Development of intellectual property rules means that new plant varieties are no longer openly available for use — a situation that some in developing countries have raised concerns about. The World Trade Organisation's agreement on trade-related aspects of intellectual property rights (TRIPS), for instance, ensures that a patent owner's permission must be granted before patented products can be imported.
In this article in Science, Bonwoo Koo and colleagues review the variety of plant-related intellectual property legislation practised worldwide. The authors discuss direct patenting of plants or plant products (such as seeds), and approaches that allow 'benefit sharing' — in which both those who preserve or develop the resource (for example, plant breeders and farmers) enter into a mutually beneficial agreement with those wanting to use the resources (such as researchers). They also analyse the policy of 'sui generis' systems of protection — created on a case by case basis — that allow plant breeders to control the commercialisation of their plant varieties.

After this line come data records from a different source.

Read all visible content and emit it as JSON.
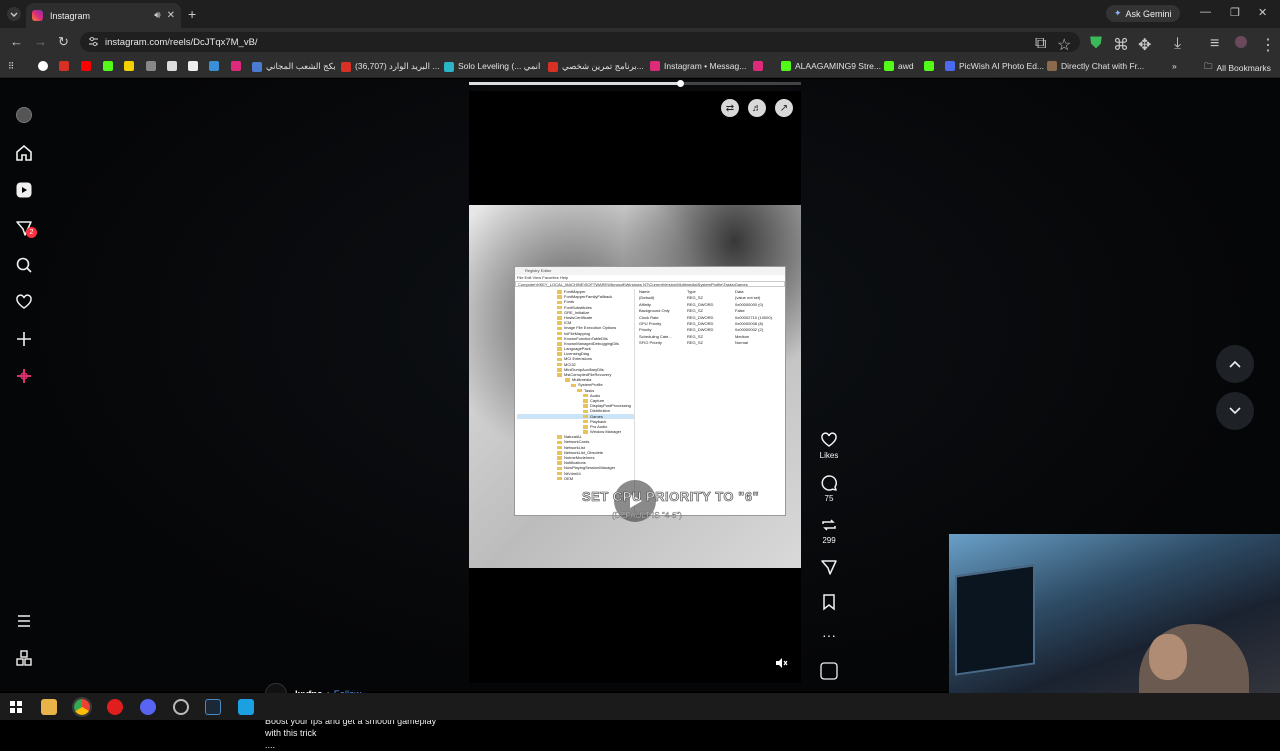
{
  "browser": {
    "tab": {
      "title": "Instagram"
    },
    "ask_gemini": "Ask Gemini",
    "url": "instagram.com/reels/DcJTqx7M_vB/",
    "bookmarks": [
      {
        "label": "بكج الشعب المجاني",
        "color": "#4a7bd0"
      },
      {
        "label": "البريد الوارد (36,707) ...",
        "color": "#d93025"
      },
      {
        "label": "Solo Leveling (... انمي",
        "color": "#2bb5c8"
      },
      {
        "label": "برنامج تمرين شخصي...",
        "color": "#d93025"
      },
      {
        "label": "Instagram • Messag...",
        "color": "#dd2a7b"
      },
      {
        "label": "ALAAGAMING9 Stre...",
        "color": "#53fc18"
      },
      {
        "label": "awd",
        "color": "#53fc18"
      },
      {
        "label": "PicWish AI Photo Ed...",
        "color": "#4a6bf0"
      },
      {
        "label": "Directly Chat with Fr...",
        "color": "#8a6a4a"
      }
    ],
    "all_bookmarks": "All Bookmarks"
  },
  "sidebar": {
    "notification_count": "2",
    "items": [
      "home-icon",
      "reels-icon",
      "messages-icon",
      "search-icon",
      "heart-icon",
      "create-icon",
      "meta-ai-icon"
    ]
  },
  "reel": {
    "progress": 0.635,
    "overlay_text": "SET CPU PRIORITY TO \"6\"",
    "overlay_sub": "(DEFAULT IS \"4-6\")",
    "registry": {
      "title": "Registry Editor",
      "menu": "File   Edit   View   Favorites   Help",
      "path": "Computer\\HKEY_LOCAL_MACHINE\\SOFTWARE\\Microsoft\\Windows NT\\CurrentVersion\\Multimedia\\SystemProfile\\Tasks\\Games",
      "tree": [
        "FontMapper",
        "FontMapperFamilyFallback",
        "Fonts",
        "FontSubstitutes",
        "GRE_Initialize",
        "HostsCertificate",
        "ICM",
        "Image File Execution Options",
        "IniFileMapping",
        "KnownFunctionTableDlls",
        "KnownManagedDebuggingDlls",
        "LanguagePack",
        "LicensingDiag",
        "MCI Extensions",
        "MCI32",
        "MiniDumpAuxiliaryDlls",
        "MsiCorruptedFileRecovery",
        "Multimedia",
        "SystemProfile",
        "Tasks",
        "Audio",
        "Capture",
        "DisplayPostProcessing",
        "Distribution",
        "Games",
        "Playback",
        "Pro Audio",
        "Window Manager",
        "NaturalAL",
        "NetworkCards",
        "NetworkList",
        "NetworkList_Obsolete",
        "NoImeModeImes",
        "Notifications",
        "NowPlayingSessionManager",
        "NtVdm64",
        "OEM"
      ],
      "columns": [
        "Name",
        "Type",
        "Data"
      ],
      "values": [
        [
          "(Default)",
          "REG_SZ",
          "(value not set)"
        ],
        [
          "Affinity",
          "REG_DWORD",
          "0x00000000 (0)"
        ],
        [
          "Background Only",
          "REG_SZ",
          "False"
        ],
        [
          "Clock Rate",
          "REG_DWORD",
          "0x00002710 (10000)"
        ],
        [
          "GPU Priority",
          "REG_DWORD",
          "0x00000008 (8)"
        ],
        [
          "Priority",
          "REG_DWORD",
          "0x00000002 (2)"
        ],
        [
          "Scheduling Cate...",
          "REG_SZ",
          "Medium"
        ],
        [
          "SFIO Priority",
          "REG_SZ",
          "Normal"
        ]
      ]
    }
  },
  "actions": {
    "likes_label": "Likes",
    "comments_count": "75",
    "reposts_count": "299"
  },
  "post": {
    "username": "lxyfps",
    "separator": "•",
    "follow": "Follow",
    "caption_line1": "Boost your fps and get a smooth gameplay",
    "caption_line2": "with this trick",
    "caption_more": "...."
  }
}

The broad scope of international treaties means that countries can each implement them in different ways, thus "tailoring legislation" to local circumstances, say the authors. They add that rich countries are more restricted by intellectual property legislation than are poor countries. The authors also believe that the development of intellectual property rights legislation does not threaten crop research or commercialisation of new varieties in developing countries.
Reference: Science 306, 1295 (2004)